The University of California, Santa Barbara (UCSB) was originally established as a teacher's college in 1907. In 1944, UCSB joined the University of California system and represents one of the 10 sister campuses of the UC system. UCSB has a student enrollment of 20,000 plus in the graduate and undergraduate programs. Today, five Nobel Laureates are on the faculty of UCSB. Finn E. Kydland—Economics, David J. Gross—Physics, Alan J. Heeger—Chemistry, Herbert Kroemer—Physics and Walter Kohn—Chemistry. UCSB features the Center for Biologically Inspired Nanocomposite Materials, Center for Nanotechnology for Treatment, Understanding and Monitoring of Cancer, Center for Nanotechnology in Society, The Kavli Institute for Theoretical Physics and approximately eight other specialized institutes for research in science. UCSB has a strong computing and technology component. Research abstracts are published on-line and further information is available through the Public External Affairs Center.
Team made new discoveries at the cellular and molecular levels about how the eye processes light
An animal's ability to perceive light incorporates many complex processes. Now, researchers in Craig Montell's lab at UC Santa Barbara have used fruit flies and mice to make novel discoveries about sensory physiology at both ...
Mission impossible? Study reveals challenges of watching computers fly the plane
When a commercial jet crashed on landing in San Francisco, it was ultimately determined that the plane had slowed to an unsafe speed during approach—and no one in the cockpit noticed in time to prevent the accident.
Ecofriendly catalyst for a certain type of precious metal-mediated chemical reaction discovered
Green chemistry is akin to baking. Both require precision and specific ingredients to produce the desired results. The trick is figuring out exactly which ingredients to use, and in what combinations.
A cataclysmic event of a certain age
At the end of the Pleistocene period, approximately 12,800 years ago—give or take a few centuries—a cosmic impact triggered an abrupt cooling episode that earth scientists refer to as the Younger Dryas.
Counting people with WiFi

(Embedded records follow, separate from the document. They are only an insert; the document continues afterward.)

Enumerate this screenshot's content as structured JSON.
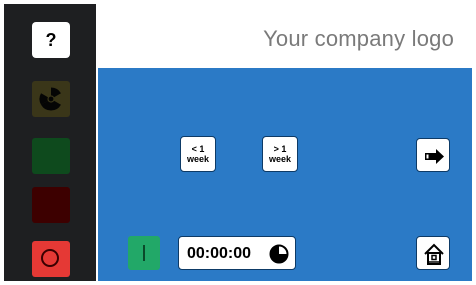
{
  "sidebar": {
    "help_label": "?",
    "icons": [
      "radiation-icon",
      "stop-circle-icon"
    ],
    "colors": {
      "background": "#1e1f21",
      "radiation_bg": "#3a3619",
      "green": "#0e4a1d",
      "dark_red": "#3d0000",
      "stop": "#e53935"
    }
  },
  "header": {
    "logo_text": "Your company logo"
  },
  "main": {
    "background": "#2b7ac6",
    "prev_week": {
      "line1": "< 1",
      "line2": "week"
    },
    "next_week": {
      "line1": "> 1",
      "line2": "week"
    },
    "timer": {
      "value": "00:00:00"
    },
    "icons": [
      "arrow-right-icon",
      "home-icon",
      "pie-clock-icon"
    ]
  }
}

Researchers in UC Santa Barbara professor Yasamin Mostofi's lab are proving that wireless signals can do more than provide Internet access. They have demonstrated that a WiFi signal can be used to count the number of people ...
Researchers seeking to make computer brains smarter by making them more like our own
In what marks a significant step forward for artificial intelligence, researchers at UC Santa Barbara have demonstrated the functionality of a simple artificial neural circuit. For the first time, a circuit of about 100 artificial ...
You are what you click
It's no secret that the things we click on, scroll across, swipe, tap or drag when we're browsing online or using a smartphone application can yield valuable information about us. Such data is a veritable goldmine to web ...
Geologists make new discoveries about the Newport-Inglewood Fault Zone in the Los Angeles Basin
UC Santa Barbara geologist Jim Boles has found evidence of helium leakage from the Earth's mantle along a 30-mile stretch of the Newport-Inglewood Fault Zone in the Los Angeles Basin. Using samples of casing gas from two ...
Researchers demonstrate how gram-negative bacteria deliver toxins to kill neighboring bacteria
It's bacteria against bacteria, and one of them is going down.
The planetary sweet spot: Abundance of elements in the Earth dictate whether plate tectonics can happen
Planet Earth is situated in what astronomers call the Goldilocks Zone—a sweet spot in a solar system where a planet's surface temperature is neither too hot nor too cold. An ideal distance from a home star—in Earth's ...